» TASK STATEMENT
Could you return each line of the material that has "this" in it?

THE DATA START

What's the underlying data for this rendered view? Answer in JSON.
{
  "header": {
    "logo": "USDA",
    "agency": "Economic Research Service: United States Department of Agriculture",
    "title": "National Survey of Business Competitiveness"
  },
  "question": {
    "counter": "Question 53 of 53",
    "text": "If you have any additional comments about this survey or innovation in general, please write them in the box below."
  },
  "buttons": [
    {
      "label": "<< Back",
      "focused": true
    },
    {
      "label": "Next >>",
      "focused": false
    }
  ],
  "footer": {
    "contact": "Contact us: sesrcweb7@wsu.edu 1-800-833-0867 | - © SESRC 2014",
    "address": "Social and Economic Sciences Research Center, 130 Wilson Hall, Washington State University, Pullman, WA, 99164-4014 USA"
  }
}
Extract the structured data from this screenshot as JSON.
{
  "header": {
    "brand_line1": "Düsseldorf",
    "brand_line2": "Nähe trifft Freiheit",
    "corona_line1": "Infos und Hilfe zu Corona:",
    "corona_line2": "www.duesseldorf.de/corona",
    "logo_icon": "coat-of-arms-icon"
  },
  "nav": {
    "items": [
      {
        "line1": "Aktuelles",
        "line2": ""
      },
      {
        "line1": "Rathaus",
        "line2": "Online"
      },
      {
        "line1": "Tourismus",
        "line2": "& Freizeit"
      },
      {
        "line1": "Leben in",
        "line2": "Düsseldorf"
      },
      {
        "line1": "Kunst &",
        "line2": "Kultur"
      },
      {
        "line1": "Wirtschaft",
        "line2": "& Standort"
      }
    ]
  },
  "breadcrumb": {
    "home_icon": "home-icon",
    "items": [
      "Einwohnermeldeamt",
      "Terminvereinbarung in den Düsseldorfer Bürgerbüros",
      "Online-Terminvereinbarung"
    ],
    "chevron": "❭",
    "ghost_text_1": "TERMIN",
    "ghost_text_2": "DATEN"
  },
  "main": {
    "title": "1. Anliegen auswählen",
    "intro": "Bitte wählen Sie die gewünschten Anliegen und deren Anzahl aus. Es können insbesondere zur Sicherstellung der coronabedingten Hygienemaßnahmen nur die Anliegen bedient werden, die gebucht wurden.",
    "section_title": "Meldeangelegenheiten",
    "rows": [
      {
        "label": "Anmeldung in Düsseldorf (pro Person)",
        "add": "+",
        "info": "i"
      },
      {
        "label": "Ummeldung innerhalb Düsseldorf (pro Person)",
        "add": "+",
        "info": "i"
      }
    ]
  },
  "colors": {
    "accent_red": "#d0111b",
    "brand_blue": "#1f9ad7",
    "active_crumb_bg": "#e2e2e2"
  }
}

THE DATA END

» REPLY
What's the underlying data for this rendered view? Answer in JSON.
    "text": "If you have any additional comments about this survey or innovation in general, please write them in the box below."
Extract the structured data from this screenshot as JSON.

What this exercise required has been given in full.